Task statement: Where does the string "Time" occur in the records below? Copy every line that holds it.
Segment Start: Data in this exercise
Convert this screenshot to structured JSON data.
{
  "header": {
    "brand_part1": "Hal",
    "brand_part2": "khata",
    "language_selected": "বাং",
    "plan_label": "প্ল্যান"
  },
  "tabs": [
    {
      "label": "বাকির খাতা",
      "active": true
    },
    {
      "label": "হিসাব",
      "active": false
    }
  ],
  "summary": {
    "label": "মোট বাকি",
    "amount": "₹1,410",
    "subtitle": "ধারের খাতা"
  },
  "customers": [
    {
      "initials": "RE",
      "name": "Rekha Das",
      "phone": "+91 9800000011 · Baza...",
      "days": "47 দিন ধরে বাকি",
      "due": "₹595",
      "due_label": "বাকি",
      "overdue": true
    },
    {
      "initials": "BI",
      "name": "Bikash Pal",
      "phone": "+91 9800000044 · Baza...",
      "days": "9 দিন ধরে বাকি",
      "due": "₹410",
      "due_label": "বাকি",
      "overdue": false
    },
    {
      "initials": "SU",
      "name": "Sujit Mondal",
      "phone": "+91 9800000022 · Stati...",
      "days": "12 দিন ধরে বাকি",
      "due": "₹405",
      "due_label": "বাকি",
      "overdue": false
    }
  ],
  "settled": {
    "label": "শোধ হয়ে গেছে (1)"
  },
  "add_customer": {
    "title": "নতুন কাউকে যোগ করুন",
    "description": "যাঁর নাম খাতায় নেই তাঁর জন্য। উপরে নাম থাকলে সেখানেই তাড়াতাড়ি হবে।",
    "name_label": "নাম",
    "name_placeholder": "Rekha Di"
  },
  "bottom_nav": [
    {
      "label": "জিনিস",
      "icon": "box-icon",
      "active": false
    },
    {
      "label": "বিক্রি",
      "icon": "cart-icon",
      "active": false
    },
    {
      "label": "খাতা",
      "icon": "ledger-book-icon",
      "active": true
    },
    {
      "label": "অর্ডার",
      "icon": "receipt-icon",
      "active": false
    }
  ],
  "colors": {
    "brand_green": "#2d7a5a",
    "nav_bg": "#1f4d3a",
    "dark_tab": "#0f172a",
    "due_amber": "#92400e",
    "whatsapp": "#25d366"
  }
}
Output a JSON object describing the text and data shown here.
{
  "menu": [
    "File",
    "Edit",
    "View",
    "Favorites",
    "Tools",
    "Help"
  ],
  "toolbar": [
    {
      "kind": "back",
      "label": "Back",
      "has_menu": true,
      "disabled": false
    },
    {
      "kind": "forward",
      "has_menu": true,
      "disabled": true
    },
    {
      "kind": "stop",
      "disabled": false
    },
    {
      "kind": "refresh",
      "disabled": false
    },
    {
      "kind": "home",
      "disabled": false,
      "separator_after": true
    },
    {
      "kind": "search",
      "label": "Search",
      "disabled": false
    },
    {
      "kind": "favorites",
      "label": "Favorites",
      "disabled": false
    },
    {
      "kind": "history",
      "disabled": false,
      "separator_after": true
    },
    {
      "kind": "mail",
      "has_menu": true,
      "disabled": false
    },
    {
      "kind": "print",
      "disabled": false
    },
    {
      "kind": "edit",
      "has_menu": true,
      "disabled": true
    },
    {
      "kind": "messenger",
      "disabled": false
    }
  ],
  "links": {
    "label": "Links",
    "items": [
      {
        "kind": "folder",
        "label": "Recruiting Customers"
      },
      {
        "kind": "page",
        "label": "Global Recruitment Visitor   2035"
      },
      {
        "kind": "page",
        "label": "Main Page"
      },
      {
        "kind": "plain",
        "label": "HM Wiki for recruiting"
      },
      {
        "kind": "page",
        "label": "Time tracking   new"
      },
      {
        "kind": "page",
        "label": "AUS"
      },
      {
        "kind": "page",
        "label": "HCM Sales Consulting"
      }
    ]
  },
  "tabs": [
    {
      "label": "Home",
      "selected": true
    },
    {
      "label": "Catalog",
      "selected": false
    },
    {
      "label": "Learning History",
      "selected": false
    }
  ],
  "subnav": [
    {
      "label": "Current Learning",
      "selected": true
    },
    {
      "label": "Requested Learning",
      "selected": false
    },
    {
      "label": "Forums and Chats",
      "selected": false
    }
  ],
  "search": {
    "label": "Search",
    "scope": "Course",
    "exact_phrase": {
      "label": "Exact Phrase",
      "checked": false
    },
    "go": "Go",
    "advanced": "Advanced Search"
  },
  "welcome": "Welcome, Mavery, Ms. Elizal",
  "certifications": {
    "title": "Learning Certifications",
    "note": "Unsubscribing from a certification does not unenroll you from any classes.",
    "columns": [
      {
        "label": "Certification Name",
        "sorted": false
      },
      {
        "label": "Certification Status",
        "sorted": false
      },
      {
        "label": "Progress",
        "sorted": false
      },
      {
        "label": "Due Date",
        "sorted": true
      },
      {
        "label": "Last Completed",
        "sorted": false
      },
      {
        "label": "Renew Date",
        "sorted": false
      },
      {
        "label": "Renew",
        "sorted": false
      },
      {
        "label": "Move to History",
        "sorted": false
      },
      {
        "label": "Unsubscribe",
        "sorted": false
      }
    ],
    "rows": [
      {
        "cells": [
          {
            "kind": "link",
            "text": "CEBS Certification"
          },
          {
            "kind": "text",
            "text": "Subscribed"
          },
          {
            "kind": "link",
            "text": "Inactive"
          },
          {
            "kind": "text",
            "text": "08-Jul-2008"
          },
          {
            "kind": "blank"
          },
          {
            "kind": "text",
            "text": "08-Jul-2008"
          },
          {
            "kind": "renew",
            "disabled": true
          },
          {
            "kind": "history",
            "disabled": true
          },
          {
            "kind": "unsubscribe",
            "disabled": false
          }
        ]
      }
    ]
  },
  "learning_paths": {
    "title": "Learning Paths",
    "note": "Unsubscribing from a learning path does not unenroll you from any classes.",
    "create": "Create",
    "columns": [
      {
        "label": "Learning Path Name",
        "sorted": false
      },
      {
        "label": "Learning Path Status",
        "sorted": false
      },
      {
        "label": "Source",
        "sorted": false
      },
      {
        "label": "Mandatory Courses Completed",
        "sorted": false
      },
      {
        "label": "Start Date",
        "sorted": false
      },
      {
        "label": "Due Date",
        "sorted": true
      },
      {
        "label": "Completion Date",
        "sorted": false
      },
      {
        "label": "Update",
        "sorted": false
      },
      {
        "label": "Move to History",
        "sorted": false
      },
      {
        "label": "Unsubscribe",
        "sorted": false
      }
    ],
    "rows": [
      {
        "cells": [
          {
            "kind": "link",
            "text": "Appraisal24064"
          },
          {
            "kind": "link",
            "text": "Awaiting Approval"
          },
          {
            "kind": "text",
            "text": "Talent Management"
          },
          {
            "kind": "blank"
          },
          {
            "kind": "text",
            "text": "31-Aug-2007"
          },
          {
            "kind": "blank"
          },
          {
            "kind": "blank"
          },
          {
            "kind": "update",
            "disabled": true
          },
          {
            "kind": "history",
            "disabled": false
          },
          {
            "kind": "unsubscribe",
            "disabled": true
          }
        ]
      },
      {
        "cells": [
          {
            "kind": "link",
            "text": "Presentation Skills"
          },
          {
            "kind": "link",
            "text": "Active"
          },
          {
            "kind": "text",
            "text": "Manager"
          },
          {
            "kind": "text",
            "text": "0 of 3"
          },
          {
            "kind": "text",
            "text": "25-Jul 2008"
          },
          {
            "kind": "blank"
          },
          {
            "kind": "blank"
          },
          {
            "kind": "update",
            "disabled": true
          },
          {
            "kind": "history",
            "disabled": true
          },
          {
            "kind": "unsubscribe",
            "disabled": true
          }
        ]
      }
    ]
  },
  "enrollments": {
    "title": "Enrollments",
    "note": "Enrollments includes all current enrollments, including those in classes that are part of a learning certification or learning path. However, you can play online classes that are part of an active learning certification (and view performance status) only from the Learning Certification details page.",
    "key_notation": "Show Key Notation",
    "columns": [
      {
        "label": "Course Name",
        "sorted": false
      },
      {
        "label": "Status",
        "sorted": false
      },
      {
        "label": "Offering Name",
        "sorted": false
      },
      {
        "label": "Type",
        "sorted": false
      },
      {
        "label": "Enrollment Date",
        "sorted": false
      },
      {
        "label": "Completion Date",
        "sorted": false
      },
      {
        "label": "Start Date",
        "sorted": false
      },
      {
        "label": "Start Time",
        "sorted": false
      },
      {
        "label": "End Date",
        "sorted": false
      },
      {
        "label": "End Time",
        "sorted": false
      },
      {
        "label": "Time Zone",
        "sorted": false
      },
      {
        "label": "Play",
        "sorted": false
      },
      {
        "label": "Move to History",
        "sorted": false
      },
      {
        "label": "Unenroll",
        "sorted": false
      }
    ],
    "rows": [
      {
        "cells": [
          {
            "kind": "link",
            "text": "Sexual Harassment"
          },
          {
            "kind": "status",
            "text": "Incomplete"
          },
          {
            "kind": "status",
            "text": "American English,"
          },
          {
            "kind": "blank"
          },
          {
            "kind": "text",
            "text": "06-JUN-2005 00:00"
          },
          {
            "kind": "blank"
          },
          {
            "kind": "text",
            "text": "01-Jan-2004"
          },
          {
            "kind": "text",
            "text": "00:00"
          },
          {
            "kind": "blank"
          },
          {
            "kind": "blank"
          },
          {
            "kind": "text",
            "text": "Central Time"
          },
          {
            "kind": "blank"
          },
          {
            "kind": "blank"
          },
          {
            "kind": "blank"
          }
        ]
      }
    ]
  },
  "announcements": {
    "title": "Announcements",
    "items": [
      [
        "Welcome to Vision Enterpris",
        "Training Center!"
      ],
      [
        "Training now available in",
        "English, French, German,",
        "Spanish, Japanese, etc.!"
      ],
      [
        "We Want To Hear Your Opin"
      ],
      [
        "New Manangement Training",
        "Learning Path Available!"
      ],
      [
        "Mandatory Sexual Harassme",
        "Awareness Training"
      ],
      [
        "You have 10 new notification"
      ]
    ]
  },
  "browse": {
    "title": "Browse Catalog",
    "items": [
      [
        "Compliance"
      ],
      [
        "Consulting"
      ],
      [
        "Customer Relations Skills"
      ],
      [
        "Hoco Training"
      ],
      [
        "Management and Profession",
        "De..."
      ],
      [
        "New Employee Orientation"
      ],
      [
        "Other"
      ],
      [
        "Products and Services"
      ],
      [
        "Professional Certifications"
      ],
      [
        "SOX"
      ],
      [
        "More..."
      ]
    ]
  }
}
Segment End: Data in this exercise
Answer to this exercise:
        "label": "Time tracking   new"
        "label": "Start Time",
        "label": "End Time",
        "label": "Time Zone",
            "text": "Central Time"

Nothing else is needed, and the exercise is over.